  3. Caroline Clarkson Drake - March 31, 2017 at 09:50

    Thank you for putting my mind at rest regarding the interview techniques.

  4. Stuart Banks - August 7, 2017 at 20:01

    Do all your worrying long before your interview by preparing and planning thoroughly everything, and I mean everything beforehand, so you will cope with anything unforeseen and it will go like clockwork, as if it were any typically successful day at the office. Because often large, multinational companies use recruitment companies and their staff to make arrangements for shortlisted candidates to attend their clients , final interview and assessment stages without stating they are not the Human Resources department or which personnel from the company are interviewing and assessing you the candidate on the day (probably because they don`t know or have not been told). This causes a huge concern when you turn up unannounced on the correct day and at the right time to be interviewed and assessed as a candidate when the security at reception have not been informed of your arrival and you don`t know who you are supposed to be seeing in the company as a visitor.
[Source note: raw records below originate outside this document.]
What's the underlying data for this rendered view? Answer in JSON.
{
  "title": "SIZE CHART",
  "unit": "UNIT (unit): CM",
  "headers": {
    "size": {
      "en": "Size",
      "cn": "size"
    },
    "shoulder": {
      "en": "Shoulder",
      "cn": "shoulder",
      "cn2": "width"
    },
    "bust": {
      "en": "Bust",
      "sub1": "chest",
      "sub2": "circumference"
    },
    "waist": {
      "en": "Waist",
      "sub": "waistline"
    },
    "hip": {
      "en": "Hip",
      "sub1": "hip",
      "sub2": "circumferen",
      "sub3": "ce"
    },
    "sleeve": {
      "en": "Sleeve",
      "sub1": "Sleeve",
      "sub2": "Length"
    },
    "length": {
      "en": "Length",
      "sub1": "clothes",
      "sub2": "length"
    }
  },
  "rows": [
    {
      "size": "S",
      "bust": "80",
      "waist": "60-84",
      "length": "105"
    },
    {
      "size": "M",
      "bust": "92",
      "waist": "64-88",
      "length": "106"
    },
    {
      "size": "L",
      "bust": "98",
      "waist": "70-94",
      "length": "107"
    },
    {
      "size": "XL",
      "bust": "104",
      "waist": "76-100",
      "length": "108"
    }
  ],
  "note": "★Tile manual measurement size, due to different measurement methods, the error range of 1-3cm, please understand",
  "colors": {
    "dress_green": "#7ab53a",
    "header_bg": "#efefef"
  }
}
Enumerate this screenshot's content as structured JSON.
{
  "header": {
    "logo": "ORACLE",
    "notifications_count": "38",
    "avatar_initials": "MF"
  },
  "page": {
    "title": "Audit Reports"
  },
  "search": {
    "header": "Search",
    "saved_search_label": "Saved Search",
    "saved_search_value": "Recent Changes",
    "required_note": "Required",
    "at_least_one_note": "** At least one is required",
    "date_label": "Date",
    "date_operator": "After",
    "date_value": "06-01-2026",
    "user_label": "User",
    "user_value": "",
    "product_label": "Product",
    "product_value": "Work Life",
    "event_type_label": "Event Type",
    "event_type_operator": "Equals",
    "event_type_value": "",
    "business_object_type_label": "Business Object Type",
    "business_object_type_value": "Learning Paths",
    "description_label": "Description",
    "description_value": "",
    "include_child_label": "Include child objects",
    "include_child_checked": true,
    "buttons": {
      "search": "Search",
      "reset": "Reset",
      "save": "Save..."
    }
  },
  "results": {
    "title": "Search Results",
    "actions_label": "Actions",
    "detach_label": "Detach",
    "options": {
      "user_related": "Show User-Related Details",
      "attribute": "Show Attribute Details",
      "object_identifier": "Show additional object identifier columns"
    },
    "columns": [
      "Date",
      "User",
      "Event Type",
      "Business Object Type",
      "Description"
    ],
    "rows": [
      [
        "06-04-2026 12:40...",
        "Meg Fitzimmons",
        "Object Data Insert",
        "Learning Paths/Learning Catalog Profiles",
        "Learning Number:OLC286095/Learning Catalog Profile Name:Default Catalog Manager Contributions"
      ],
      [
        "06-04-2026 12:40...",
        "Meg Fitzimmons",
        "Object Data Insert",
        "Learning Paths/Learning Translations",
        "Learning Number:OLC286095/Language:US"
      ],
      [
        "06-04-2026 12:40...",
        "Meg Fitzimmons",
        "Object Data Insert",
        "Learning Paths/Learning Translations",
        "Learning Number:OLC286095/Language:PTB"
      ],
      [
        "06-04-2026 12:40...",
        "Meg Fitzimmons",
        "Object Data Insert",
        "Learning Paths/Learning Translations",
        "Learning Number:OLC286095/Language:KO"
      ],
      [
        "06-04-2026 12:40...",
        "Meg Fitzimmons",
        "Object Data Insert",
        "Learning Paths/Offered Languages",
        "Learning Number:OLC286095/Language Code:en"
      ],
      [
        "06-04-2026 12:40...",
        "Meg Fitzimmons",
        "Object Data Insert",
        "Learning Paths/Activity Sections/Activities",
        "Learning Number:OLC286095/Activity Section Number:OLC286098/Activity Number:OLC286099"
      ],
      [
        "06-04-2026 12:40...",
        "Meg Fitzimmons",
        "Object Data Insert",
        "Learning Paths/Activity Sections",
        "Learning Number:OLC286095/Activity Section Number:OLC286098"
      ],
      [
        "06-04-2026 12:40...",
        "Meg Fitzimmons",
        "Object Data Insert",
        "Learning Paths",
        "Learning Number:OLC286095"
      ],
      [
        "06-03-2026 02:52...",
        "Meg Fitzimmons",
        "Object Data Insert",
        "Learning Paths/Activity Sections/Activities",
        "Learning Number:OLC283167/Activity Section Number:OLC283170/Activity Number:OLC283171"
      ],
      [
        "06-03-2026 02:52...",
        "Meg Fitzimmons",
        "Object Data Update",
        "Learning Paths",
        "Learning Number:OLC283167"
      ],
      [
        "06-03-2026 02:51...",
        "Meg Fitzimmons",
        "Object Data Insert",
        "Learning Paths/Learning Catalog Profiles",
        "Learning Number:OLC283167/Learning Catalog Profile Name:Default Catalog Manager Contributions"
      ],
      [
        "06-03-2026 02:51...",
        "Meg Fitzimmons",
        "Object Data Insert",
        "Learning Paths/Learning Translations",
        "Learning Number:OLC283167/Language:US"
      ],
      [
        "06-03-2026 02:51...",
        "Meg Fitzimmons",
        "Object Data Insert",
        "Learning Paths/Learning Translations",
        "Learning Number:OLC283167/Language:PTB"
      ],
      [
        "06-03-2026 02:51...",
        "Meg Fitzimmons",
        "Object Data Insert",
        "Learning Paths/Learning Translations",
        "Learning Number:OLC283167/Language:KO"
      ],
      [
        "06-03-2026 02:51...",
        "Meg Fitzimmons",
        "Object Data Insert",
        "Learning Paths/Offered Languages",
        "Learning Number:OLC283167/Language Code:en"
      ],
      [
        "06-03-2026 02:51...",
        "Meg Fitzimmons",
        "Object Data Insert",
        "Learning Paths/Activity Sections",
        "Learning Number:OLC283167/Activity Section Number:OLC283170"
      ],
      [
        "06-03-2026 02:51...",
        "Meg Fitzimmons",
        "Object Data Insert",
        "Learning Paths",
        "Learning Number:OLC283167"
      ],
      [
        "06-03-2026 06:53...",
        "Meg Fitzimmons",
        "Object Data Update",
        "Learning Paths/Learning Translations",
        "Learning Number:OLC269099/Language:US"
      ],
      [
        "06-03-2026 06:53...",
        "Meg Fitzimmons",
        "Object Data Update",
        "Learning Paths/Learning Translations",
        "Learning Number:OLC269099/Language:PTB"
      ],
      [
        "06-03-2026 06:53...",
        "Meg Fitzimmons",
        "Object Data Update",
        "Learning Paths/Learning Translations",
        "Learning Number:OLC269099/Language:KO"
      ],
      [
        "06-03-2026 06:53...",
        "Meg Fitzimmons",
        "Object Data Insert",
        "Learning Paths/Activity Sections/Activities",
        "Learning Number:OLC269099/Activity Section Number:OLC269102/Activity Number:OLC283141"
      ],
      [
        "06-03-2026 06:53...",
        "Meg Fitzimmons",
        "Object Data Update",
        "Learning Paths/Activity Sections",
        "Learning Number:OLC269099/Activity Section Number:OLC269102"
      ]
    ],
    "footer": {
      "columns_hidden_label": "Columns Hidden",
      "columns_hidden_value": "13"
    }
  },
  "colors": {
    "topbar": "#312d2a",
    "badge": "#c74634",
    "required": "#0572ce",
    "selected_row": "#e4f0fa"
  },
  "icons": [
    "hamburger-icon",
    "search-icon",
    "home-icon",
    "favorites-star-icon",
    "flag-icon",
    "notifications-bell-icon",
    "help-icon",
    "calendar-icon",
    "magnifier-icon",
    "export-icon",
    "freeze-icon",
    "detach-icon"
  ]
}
But don`t worry, you were on time for your appointment and every other candidate attending for interview is in exactly the same position. Because unless the personnel interviewing and assessing you are senior enough to be on the companies board of executives they are unlikely to feature on any online company literature you uncover in your research of the company.

  5. Chris Chambers - March 4, 2018 at 18:20

    more things to do…. follow them on every social media site they are listed on. Connect with at least one employee on LinkedIn as it gets you to the top of the list if the job was posted there also (apologies to Reed).

  6. Peter L - January 13, 2020 at 10:30

    given that most jobs are advertised via agencies and the job advert never mentions the name of the company you will be working for, how the hell are you supposed to research the company??
    also there are people mentioning social media. thats only useful if you HAVE social media accounts on the platforms the companies use. you couldnt PAY me to have a personal facebook account, for example!